* [Task requirements] Take the line with "Decode this image" and all lines after it, through the end of the records below, and repeat them exactly.

Records from a collection:
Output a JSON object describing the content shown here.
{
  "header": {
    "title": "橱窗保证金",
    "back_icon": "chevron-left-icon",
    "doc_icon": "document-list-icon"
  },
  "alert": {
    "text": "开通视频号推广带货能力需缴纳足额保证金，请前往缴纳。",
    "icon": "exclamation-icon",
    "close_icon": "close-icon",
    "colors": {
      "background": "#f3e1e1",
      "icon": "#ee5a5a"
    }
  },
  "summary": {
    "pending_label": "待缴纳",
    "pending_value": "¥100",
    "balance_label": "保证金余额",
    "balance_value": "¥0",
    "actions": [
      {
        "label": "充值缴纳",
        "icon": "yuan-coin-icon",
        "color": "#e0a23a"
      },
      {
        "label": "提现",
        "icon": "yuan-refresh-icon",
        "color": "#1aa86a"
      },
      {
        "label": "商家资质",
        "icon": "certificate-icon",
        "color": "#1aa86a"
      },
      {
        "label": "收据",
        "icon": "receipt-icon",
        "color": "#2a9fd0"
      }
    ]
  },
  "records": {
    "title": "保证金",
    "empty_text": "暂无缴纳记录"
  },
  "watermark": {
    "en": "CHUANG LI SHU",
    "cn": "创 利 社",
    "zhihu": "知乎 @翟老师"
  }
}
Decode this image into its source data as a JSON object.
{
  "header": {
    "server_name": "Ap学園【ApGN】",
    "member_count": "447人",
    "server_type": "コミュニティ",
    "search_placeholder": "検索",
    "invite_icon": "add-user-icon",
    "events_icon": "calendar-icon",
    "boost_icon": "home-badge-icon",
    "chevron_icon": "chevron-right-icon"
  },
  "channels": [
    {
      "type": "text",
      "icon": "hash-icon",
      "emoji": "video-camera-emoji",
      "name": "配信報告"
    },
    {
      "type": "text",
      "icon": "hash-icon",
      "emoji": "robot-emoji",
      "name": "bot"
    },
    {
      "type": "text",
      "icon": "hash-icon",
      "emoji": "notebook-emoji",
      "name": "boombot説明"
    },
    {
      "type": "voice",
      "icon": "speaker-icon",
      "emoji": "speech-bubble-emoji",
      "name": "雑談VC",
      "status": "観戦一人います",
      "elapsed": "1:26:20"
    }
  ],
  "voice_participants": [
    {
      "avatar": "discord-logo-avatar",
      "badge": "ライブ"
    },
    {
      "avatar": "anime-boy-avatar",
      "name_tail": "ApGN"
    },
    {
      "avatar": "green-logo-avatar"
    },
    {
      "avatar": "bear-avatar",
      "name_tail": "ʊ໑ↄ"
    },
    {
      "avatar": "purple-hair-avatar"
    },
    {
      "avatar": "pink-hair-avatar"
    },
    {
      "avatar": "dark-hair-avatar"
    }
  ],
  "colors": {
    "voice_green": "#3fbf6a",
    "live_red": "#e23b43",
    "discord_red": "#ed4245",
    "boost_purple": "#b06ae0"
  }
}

* [Problem solution]
Decode this image into its source data as a JSON object.
{
  "header": {
    "server_name": "Ap学園【ApGN】",
    "member_count": "447人",
    "server_type": "コミュニティ",
    "search_placeholder": "検索",
    "invite_icon": "add-user-icon",
    "events_icon": "calendar-icon",
    "boost_icon": "home-badge-icon",
    "chevron_icon": "chevron-right-icon"
  },
  "channels": [
    {
      "type": "text",
      "icon": "hash-icon",
      "emoji": "video-camera-emoji",
      "name": "配信報告"
    },
    {
      "type": "text",
      "icon": "hash-icon",
      "emoji": "robot-emoji",
      "name": "bot"
    },
    {
      "type": "text",
      "icon": "hash-icon",
      "emoji": "notebook-emoji",
      "name": "boombot説明"
    },
    {
      "type": "voice",
      "icon": "speaker-icon",
      "emoji": "speech-bubble-emoji",
      "name": "雑談VC",
      "status": "観戦一人います",
      "elapsed": "1:26:20"
    }
  ],
  "voice_participants": [
    {
      "avatar": "discord-logo-avatar",
      "badge": "ライブ"
    },
    {
      "avatar": "anime-boy-avatar",
      "name_tail": "ApGN"
    },
    {
      "avatar": "green-logo-avatar"
    },
    {
      "avatar": "bear-avatar",
      "name_tail": "ʊ໑ↄ"
    },
    {
      "avatar": "purple-hair-avatar"
    },
    {
      "avatar": "pink-hair-avatar"
    },
    {
      "avatar": "dark-hair-avatar"
    }
  ],
  "colors": {
    "voice_green": "#3fbf6a",
    "live_red": "#e23b43",
    "discord_red": "#ed4245",
    "boost_purple": "#b06ae0"
  }
}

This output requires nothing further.